There was strong criticism around the world of President Trump's December 6 speech recognizing Jerusalem as Israel's capital, particularly from Palestinians who burned photos of him in Gaza. But the announcement was welcomed by Ivanka Trump, who converted to Judaism in 2009 before marrying Jared Kushner.

The couple, who practice Orthodox Judaism, got a rabbi's blessing last May before joining the president on a trip to Israel and Saudi Arabia.

It was deeply meaningful to visit the holiest site of my faith and to leave a note of prayer.
📷 Associated Press (AP) pic.twitter.com/9xzpZQywL2

— Ivanka Trump (@IvankaTrump) May 22, 2017

Ivanka Trump later conveyed the personal significance of her visit to the Western Wall and Jerusalem.

"It was deeply personal for me as you note standing at the Western Wall in a moment of privacy, because it was really just us, it was our family that was there," she said. "It was beyond special—for each of these moments it's hard to find the words to adequately describe them."

President Trump's speech reversed decades of United States policy. Jerusalem is revered by Jews, Muslims and Christians. While Israel seized the eastern part of the city in the 1967 Six-Day War and claim the entire city as its capital, the move was never recognized internationally. Palestinians believe the capital of an independent state of theirs should be based in East Jerusalem.

"I've judged this course of action to be in the best interests of the United States of America and the pursuit of peace between Israel and the Palestinians," the president said in his speech. "This is a long-overdue step to advance the peace process and to work towards a lasting agreement."

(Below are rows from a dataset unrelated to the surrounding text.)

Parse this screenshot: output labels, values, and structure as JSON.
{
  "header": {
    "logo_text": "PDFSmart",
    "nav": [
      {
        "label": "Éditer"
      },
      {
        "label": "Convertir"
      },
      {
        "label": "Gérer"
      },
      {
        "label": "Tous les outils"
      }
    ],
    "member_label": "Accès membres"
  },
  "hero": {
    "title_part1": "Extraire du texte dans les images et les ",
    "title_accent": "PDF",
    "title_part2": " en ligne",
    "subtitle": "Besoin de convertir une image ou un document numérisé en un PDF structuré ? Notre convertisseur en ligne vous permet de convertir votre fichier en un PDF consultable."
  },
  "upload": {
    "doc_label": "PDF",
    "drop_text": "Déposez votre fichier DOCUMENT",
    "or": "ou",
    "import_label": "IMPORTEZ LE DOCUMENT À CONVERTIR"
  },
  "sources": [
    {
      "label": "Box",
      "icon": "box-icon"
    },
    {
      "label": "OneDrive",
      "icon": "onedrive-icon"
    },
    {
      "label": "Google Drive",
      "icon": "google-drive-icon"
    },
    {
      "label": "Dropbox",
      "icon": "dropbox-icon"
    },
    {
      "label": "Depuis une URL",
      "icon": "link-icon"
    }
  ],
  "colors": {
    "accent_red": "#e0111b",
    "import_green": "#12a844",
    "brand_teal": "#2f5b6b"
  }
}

The Trump administration plans to relocate the U.S. embassy from Tel Aviv to Jerusalem in May to coincide with the 70th anniversary of Israel's independence.